───── Recorded information

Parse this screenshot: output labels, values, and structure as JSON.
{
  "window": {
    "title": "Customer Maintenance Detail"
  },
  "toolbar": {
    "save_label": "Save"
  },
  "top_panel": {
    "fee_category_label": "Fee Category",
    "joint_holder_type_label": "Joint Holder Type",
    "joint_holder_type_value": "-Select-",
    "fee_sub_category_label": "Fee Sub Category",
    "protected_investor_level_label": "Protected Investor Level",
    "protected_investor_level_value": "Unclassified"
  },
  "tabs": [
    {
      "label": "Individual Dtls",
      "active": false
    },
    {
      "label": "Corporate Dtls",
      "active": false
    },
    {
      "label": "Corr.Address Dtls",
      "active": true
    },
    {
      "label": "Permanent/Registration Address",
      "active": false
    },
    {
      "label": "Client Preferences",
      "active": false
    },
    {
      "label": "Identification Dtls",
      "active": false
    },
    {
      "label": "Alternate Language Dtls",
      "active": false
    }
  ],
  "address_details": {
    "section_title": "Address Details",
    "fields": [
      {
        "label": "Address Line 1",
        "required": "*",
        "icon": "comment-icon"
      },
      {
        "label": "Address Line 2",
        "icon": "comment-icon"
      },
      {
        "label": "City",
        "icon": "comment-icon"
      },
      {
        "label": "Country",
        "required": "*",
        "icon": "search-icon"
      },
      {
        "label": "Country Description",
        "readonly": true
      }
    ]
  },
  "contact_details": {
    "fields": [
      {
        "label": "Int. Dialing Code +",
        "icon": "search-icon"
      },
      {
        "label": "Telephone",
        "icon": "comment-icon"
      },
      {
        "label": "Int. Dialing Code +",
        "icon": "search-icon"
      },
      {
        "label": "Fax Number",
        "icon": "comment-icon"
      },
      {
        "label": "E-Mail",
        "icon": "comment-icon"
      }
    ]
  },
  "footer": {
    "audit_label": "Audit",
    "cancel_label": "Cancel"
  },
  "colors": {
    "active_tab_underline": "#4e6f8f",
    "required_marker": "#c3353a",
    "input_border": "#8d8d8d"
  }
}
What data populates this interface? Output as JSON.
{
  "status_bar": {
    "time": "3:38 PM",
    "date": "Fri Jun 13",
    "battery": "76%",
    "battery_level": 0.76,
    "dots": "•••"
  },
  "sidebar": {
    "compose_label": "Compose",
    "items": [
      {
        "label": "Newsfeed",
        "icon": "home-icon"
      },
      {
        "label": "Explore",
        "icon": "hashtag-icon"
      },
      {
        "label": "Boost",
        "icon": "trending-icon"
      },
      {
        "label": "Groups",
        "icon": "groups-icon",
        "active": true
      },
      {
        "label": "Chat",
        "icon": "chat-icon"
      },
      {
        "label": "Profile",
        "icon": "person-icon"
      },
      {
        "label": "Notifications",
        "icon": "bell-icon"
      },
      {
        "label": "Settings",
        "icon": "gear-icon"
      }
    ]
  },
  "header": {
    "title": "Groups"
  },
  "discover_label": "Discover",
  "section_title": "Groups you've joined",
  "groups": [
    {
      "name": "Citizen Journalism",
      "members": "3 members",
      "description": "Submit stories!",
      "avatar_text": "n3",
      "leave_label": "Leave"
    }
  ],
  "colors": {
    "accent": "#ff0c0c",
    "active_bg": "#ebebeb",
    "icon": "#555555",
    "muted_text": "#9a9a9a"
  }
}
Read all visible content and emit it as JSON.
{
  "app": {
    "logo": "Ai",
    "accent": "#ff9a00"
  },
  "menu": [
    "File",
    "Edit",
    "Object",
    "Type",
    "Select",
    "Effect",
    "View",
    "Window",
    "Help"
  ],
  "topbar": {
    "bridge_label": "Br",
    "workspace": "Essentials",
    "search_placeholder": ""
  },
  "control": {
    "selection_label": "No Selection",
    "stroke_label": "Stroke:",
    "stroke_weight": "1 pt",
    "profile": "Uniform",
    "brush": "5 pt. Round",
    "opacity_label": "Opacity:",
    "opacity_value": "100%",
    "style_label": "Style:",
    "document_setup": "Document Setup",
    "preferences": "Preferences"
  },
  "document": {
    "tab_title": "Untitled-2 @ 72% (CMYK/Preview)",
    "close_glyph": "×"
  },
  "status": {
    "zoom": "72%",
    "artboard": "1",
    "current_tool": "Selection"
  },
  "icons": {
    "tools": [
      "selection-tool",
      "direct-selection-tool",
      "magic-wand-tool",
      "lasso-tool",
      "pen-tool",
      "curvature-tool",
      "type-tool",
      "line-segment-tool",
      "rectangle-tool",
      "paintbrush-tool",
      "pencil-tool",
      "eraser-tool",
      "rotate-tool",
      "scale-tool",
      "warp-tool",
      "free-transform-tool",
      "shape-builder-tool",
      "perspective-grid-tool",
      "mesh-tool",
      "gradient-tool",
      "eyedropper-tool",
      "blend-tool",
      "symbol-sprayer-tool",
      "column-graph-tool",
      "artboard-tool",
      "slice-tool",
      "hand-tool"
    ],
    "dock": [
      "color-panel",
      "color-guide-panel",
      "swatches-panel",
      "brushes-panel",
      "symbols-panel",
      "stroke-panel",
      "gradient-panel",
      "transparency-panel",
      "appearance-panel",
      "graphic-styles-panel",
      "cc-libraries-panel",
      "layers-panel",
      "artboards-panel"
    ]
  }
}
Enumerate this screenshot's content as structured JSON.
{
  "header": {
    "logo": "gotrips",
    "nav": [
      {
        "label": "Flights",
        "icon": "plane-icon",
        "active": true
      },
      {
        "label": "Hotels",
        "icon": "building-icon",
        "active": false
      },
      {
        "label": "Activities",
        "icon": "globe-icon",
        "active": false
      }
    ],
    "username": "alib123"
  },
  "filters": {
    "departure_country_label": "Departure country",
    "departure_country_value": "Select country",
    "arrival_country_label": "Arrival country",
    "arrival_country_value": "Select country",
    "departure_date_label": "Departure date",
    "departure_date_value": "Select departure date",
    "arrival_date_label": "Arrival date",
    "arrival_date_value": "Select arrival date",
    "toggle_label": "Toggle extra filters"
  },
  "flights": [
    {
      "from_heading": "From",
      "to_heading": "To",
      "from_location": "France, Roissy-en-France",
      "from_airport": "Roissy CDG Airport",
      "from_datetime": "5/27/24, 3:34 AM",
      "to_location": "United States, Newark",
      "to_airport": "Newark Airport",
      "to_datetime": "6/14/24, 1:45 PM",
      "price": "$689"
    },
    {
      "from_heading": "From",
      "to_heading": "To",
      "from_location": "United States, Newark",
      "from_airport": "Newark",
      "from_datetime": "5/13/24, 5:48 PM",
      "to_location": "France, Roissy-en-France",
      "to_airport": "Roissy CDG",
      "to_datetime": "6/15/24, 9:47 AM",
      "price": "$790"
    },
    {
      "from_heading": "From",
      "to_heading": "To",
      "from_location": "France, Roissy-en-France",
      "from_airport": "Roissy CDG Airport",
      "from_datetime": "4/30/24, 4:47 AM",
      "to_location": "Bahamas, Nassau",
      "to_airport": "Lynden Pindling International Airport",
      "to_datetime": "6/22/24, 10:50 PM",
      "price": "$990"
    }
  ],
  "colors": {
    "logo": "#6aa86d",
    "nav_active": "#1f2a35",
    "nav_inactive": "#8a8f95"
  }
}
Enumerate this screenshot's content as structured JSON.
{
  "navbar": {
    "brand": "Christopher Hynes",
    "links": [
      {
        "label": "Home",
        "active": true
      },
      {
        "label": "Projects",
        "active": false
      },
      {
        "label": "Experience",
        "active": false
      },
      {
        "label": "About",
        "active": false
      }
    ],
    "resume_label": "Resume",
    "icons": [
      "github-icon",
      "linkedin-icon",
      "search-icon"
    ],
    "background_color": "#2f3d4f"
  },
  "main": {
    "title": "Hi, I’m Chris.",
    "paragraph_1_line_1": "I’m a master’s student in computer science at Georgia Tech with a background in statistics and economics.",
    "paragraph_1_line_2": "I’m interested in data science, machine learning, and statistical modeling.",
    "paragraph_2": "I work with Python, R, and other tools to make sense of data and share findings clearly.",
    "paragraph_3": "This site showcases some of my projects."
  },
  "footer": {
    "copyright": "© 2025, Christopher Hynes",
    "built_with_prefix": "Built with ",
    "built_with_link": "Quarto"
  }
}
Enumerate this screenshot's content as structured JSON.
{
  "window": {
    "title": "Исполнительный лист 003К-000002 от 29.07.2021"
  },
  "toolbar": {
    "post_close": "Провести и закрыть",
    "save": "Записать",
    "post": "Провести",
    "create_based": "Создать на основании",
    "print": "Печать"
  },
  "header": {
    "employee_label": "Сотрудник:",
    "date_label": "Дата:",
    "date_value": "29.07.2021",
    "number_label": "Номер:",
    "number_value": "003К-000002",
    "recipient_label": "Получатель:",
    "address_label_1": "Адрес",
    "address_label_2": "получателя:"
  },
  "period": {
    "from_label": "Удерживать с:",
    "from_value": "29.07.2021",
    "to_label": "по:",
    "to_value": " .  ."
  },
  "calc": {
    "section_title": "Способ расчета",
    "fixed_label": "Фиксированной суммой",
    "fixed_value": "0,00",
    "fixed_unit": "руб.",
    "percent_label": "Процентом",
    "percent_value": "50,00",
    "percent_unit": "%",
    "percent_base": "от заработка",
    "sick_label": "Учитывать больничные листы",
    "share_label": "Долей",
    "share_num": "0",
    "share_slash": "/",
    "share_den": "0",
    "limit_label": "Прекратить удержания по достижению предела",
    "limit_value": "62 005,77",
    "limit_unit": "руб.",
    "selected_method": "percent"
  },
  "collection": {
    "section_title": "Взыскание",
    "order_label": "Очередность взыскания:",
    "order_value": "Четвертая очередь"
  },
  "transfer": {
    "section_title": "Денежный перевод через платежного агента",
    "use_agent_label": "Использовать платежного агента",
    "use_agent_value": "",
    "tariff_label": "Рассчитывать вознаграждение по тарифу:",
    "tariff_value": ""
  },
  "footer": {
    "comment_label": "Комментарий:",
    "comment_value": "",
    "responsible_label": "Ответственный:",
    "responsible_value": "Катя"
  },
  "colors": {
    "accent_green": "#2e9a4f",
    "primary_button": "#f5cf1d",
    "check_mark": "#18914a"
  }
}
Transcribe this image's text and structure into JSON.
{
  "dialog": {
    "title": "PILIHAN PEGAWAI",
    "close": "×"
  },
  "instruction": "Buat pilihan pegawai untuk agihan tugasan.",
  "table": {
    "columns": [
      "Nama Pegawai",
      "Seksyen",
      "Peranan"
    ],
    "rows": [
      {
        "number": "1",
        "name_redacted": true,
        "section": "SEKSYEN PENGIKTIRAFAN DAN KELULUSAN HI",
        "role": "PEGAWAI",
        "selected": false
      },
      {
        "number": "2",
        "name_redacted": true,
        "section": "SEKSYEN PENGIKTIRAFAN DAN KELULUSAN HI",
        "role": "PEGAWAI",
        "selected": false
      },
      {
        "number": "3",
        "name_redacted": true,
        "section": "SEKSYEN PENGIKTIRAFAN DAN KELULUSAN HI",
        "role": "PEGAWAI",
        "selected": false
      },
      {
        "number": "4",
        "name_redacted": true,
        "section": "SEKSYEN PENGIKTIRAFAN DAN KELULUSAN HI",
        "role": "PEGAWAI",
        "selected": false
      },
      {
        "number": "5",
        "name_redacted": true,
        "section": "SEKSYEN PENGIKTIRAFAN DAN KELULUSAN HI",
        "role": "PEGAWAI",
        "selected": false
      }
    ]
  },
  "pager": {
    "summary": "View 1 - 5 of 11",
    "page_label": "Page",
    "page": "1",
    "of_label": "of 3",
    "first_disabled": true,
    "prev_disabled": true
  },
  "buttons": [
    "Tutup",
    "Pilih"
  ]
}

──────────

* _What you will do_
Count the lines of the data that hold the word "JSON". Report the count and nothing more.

* _Reply to the exercise_
7